One of the most eco-friendly new eco-buildings in the North West is Phase 2 of the Stockport Exchange development by Muse Developments. A Royal Institution of Chartered Surveyors (RICS) Regional Award-winner, it is in the running for a National Award in November and was described by the judges as “…the first Grade A, BREEAM Excellent, office to be speculatively developed in Stockport for many years”.
At Hannan Associates we have worked with Muse Developments and many other developers to design the most environmentally-friendly building services.
So Why Do We Need Eco Buildings?
When scientists began warning of the effects of climate change at the end of last century, it confirmed what many people had long suspected: that we humans were damaging our own environment by our profligate use of resources. Something had to change, and the science of ecology, which many had seen as a crank activity, moved centre stage.
Over time, the science focused on carbon emissions and eco-building became the BIG ISSUE in the construction industry. The development of Building Information Modelling (BIM) has enabled designers to plan and design-in characteristics that make buildings more environmentally-friendly than ever before.
At Hannan Associates that commitment eco-friendly construction goes back many decades. One of the standard ways of incorporating eco-friendly characteristics into a building is at the building services level. After all, for most commercial applications the building services are the biggest user of energy, and the area where efficiencies can be applied.
BREEAM-How We Measure How Green Our Buildings Are
The most common way of assessing the eco-friendliness of a building is the BREEAM rating. A BREEAM assessment can be applied to all buildings, commercial and domestic, as well as infrastructure projects and even whole communities. The system was devised and is operated by the UK’s Building Research Establishment (BRE), but is used worldwide.
There are a number of levels of BREEAM rating, depending on how environmentally-friendly the building is. For new builds they are: Pass, Good, Very Good, Excellent and Outstanding.
Hannan Associates offers a full range of BREEAM services, from initial design to installation of services: find out more HERE
Projects have included the complete design of the mechanical, electrical and plumbing (MEP) services for the new, state-of-the-art Co-operative headquarters in Manchester. Building services contributed over half (51%) of the score leading to a BREEAM ‘Outstanding’ rating, leading to it winning the BREEAM Award for Best Office Building, as well as the RICS Project of the Year Award.
How Do We Make Buildings More Environmentally Friendly?
As mentioned before, constructing environmentally-friendly buildings stems from the very beginning of the design process. It’s not just about using energy efficient heating and cooling, although that is an important element of any green construction: the build process itself has a carbon footprint of its own, and so does the production of the materials we use.
More recently, attention has turned to the ‘whole-life’ carbon footprint of a building. That is to say, how much CO2 does the building cause to be emitted over its operational life. That can include the carbon footprint of materials brought in to maintain it in the future.

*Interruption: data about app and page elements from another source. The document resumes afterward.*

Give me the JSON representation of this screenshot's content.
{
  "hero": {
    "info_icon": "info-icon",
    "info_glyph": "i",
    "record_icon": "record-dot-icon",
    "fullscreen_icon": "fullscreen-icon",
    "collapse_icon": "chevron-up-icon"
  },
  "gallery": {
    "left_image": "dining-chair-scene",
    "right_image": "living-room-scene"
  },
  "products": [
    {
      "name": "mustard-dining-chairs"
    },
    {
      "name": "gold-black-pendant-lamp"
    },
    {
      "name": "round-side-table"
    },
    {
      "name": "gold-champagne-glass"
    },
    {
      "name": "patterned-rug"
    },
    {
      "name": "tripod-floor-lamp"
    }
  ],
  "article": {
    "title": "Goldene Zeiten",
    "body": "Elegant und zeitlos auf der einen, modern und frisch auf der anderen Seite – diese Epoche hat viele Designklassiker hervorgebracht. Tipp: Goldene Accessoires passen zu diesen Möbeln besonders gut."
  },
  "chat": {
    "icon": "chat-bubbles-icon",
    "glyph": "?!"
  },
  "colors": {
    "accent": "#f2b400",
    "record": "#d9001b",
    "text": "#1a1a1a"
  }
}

The design of a building can be environmentally-friendly from the outset. Heat can be harvested from the outside by the use of heat absorbent materials, which can also reflect heat back in summer to help cooling. That process is known as passive heating and cooling.
Convection currents can be created to cool a building naturally, as well. That principal was a feature of building design in North Africa and the Middle East many centuries ago. There’s nothing new about eco-friendly buildings!
Having said that, the main emphasis when making buildings green is to install and use eco-friendly building services.
As we’ve seen from the example of the Co-operative headquarters, building services can account for the highest proportion of a building’s green credentials. Modern methods of heating and cooling are considerably more energy-efficient than traditional methods. The most visible is, of course, solar. In 2005 the Co-operative Banking Group’s iconic CIS Tower, also in Manchester, had a whole wall covered in photovoltaic panels, making it the largest vertical solar array in the world.
Less spectacular, but highly eco-friendly, are ground-source and air-source heat pumps for providing heating, hot water and cooling. Ground-source, as the name suggests, uses pipes in the ground to extract heat, while air-source pumps resemble traditional air-conditioning units and are fitted to the side of a building. Both require an outside power source, but are considerably more energy-efficient than traditional sources. A great deal of information can be found on the websites of the trade associations of their installers: the Ground Source Heat Pump Association and the Heat Pumps Association
Finally, making a building greener also involves looking at the effect it has on its environment. Water run-off can be controlled by installing green roofs and a sustainable urban drainage system (SUDS). Plants and trees can be introduced to bring the environment into the building system. That also makes for a more attractive working environment and leads to a healthier workforce.
So What Does All This Eco-Friendly Stuff Cost?
Everything has a cost implication, and making buildings more eco-friendly is no exception. The good news is that many of the measures that can be introduced pay for themselves over time, with reduced energy consumption. Grants are also available to ‘retrofit’ eco-friendly measures, such as the Non-domestic Renewable Heat Incentive (RHI)
At the end of the day, though, the greatest cost will be paid if we DON’T make buildings more environmentally friendly. That could cost the Earth!
To find out how Hannan Associates can help make your building more eco-friendly, contact us here.